Whilst ‘Arabia Mountain’ was guided by Mark Ronson and boasted faux-60s production, drawing inspiration from the likes of the Sonics and the Premiers; ‘Underneath the Rainbow’ builds on a far broader reaching spectrum of musical influences. ‘Make You Mine’ reminds me of the half talking, half singing drawl that made Lou Reed (God bless his soul), and I’d challenge you not to bop your head/foot/*insert body part here* in time to this simplistic yet catchy tune. ‘Funny’ is evocative of FIDLAR’s ‘Stoked and Broke’ and has drawling, verging-on-shouty vocals that fit seamlessly with a fuzzy sounding instrumental. Garage rock at its finest.
‘Dorner Party’ is a rare track indeed. The sort of track that makes me (side note: the laziest human on the planet) want to put on my running gear and do some exercise for once in my life. This is thanks to the fast paced and buzzing riff that gives the song energy and pace. There’s some really clean, sexy guitar work in ‘Boys In The Wood’ that mirrors the whole of The Black Keys’ ‘El Camino’, but most notably their track ‘Money Maker’.
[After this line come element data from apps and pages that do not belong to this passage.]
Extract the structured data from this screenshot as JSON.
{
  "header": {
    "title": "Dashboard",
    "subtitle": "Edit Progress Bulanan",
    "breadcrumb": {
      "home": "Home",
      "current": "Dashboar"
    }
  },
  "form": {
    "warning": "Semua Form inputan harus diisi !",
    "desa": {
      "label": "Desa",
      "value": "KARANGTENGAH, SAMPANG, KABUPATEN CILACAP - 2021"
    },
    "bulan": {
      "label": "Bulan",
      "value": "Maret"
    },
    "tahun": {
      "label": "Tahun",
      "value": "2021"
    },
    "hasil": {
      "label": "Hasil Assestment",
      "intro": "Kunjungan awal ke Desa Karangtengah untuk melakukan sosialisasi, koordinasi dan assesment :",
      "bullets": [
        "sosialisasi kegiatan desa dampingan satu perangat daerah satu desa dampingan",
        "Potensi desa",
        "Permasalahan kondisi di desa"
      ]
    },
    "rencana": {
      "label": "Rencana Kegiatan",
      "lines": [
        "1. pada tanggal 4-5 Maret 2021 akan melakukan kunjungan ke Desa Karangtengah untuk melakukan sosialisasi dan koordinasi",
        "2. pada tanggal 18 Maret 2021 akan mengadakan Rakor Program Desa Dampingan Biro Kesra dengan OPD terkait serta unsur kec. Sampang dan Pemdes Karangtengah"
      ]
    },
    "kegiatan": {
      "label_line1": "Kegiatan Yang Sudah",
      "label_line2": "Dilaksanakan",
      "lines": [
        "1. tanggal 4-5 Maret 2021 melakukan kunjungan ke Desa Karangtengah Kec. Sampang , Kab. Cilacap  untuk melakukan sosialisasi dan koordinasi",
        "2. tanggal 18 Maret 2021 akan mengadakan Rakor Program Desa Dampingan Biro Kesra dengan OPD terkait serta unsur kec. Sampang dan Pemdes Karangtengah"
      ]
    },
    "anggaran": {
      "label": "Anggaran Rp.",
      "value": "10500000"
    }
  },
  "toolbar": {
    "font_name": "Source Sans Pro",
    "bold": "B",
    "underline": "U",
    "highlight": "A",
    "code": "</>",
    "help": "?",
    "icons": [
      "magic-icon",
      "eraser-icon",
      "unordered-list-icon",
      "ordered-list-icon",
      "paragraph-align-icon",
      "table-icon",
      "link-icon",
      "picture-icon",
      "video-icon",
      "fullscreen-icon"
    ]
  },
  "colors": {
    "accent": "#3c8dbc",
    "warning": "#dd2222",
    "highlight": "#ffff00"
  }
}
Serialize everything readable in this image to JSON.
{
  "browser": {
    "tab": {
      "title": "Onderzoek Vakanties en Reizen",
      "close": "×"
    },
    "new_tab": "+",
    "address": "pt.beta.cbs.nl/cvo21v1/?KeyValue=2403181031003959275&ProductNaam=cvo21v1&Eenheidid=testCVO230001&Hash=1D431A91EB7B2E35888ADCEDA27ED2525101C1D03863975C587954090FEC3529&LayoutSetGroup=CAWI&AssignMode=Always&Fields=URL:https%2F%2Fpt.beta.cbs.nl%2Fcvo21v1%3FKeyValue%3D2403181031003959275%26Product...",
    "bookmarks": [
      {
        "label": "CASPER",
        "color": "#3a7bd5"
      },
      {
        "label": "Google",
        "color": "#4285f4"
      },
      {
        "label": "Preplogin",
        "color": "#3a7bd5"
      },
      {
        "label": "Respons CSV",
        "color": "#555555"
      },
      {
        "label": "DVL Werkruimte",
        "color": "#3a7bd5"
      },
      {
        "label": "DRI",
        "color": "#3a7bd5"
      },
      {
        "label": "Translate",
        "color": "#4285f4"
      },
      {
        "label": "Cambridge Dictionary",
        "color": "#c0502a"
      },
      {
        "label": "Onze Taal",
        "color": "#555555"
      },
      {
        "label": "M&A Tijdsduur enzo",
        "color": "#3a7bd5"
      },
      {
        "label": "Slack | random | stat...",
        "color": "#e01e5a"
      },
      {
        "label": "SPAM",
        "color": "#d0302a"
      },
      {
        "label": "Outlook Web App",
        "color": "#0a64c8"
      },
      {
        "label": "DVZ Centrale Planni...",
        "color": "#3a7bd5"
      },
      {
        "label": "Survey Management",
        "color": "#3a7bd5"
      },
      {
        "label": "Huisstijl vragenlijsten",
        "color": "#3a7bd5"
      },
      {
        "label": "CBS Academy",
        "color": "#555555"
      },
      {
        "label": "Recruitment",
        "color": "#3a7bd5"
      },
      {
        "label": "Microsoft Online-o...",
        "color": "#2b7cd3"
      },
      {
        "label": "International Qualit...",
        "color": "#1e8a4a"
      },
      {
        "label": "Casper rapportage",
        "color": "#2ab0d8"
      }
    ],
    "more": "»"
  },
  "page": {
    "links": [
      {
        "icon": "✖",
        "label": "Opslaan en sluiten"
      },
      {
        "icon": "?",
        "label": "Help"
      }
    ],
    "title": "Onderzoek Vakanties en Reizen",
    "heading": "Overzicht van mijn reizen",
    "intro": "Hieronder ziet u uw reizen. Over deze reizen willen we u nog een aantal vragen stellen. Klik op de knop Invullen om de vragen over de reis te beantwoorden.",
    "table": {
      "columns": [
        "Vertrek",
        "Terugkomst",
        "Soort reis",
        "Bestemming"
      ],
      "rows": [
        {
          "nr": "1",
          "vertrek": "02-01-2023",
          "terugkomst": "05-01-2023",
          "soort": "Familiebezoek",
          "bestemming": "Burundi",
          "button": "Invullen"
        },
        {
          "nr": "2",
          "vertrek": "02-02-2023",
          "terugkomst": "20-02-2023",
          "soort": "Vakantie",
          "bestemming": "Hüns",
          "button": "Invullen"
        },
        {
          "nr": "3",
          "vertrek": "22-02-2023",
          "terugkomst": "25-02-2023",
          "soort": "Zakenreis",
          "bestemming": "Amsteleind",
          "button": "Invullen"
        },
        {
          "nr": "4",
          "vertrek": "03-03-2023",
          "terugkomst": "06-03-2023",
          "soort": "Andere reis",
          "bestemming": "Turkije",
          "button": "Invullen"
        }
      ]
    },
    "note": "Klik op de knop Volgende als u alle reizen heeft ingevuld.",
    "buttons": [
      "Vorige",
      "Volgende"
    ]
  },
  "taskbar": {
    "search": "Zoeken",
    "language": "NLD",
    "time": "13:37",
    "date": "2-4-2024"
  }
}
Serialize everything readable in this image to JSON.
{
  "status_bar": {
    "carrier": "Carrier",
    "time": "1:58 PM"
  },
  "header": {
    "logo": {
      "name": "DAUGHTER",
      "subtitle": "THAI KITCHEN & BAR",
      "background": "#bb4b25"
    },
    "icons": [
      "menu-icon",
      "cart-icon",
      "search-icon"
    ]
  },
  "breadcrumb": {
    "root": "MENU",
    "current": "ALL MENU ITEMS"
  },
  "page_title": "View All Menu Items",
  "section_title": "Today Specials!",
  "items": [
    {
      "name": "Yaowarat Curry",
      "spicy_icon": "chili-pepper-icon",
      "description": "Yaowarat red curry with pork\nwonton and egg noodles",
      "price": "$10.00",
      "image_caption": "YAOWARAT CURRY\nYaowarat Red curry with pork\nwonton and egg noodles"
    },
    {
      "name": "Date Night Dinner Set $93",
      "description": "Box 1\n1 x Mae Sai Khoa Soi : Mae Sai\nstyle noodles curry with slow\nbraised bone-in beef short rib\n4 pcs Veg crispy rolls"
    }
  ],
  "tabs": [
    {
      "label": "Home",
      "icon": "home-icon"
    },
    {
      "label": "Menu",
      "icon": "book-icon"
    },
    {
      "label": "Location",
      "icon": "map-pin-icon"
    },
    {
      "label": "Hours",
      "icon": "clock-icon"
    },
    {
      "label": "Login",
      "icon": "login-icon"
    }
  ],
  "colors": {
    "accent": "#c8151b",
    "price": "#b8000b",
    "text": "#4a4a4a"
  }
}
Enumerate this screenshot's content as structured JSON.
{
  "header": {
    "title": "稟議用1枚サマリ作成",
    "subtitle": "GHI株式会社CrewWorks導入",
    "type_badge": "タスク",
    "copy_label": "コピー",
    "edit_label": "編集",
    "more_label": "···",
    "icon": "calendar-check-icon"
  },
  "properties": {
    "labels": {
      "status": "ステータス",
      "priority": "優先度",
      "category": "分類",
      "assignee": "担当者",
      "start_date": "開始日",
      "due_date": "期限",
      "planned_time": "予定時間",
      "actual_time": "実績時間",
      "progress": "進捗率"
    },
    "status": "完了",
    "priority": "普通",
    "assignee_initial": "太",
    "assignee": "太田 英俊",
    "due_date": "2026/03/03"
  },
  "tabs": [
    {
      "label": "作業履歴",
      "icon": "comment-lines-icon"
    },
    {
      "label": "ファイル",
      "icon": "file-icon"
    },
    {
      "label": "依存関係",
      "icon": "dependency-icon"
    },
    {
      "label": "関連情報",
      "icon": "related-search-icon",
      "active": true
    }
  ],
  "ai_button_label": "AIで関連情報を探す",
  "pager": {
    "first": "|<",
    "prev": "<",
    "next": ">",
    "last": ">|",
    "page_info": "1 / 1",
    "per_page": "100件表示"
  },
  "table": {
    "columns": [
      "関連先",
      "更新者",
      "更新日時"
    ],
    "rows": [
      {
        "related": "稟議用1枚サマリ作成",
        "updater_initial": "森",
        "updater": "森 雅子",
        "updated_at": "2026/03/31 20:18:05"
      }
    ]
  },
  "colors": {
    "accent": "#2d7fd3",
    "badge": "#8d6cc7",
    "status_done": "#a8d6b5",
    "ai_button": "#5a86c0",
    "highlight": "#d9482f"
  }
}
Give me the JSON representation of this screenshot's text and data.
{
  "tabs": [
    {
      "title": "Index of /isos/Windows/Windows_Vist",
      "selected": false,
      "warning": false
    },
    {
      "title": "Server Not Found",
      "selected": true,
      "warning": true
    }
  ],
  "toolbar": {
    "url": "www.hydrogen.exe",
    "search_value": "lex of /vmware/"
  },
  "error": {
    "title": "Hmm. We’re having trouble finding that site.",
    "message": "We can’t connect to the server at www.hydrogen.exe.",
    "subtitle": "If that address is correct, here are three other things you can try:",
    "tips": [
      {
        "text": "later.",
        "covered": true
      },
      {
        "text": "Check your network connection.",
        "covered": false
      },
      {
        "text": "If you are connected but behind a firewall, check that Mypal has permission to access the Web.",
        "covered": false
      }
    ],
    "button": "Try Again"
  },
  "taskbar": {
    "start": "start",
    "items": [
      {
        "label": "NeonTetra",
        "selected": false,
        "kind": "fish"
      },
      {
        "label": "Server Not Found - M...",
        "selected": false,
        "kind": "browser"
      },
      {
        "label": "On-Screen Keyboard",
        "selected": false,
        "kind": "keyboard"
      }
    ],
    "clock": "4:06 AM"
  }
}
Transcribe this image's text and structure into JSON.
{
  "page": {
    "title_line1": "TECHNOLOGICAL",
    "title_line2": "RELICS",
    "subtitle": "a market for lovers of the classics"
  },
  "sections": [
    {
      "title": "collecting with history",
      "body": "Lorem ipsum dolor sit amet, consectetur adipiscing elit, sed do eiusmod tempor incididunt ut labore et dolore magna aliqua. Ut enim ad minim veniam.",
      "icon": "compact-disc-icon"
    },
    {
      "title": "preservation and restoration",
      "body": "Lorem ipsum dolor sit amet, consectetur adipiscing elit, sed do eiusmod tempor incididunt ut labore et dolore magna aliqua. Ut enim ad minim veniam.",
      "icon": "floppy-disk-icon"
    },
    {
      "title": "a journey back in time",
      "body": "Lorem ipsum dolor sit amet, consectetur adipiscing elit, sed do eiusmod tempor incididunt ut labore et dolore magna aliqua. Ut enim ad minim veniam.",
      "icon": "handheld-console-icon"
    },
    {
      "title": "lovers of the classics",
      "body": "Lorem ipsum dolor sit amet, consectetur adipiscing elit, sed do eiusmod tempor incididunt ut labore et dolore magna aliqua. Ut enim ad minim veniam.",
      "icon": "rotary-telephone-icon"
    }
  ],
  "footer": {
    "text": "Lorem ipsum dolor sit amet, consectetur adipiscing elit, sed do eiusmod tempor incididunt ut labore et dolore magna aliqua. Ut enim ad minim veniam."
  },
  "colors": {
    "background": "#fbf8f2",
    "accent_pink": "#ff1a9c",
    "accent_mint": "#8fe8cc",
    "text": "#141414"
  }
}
Then there are some slightly darker, more sinister sounding tracks such as ‘Do The Vibrate’ and ‘Dandelion Dust’ which are a welcome shift in tone. The claps in ‘Dandelion Dust’ are a nice addition and I imagine an audience participatory element waiting to happen when the album is played live. Black Lips are famous for their live shows; they’ve covered the spectrum from nudity, urination, vomiting to fireworks to even include a chicken at one point. It’s with a solid record like this that makes me want to tick them off my live bucket list all the more.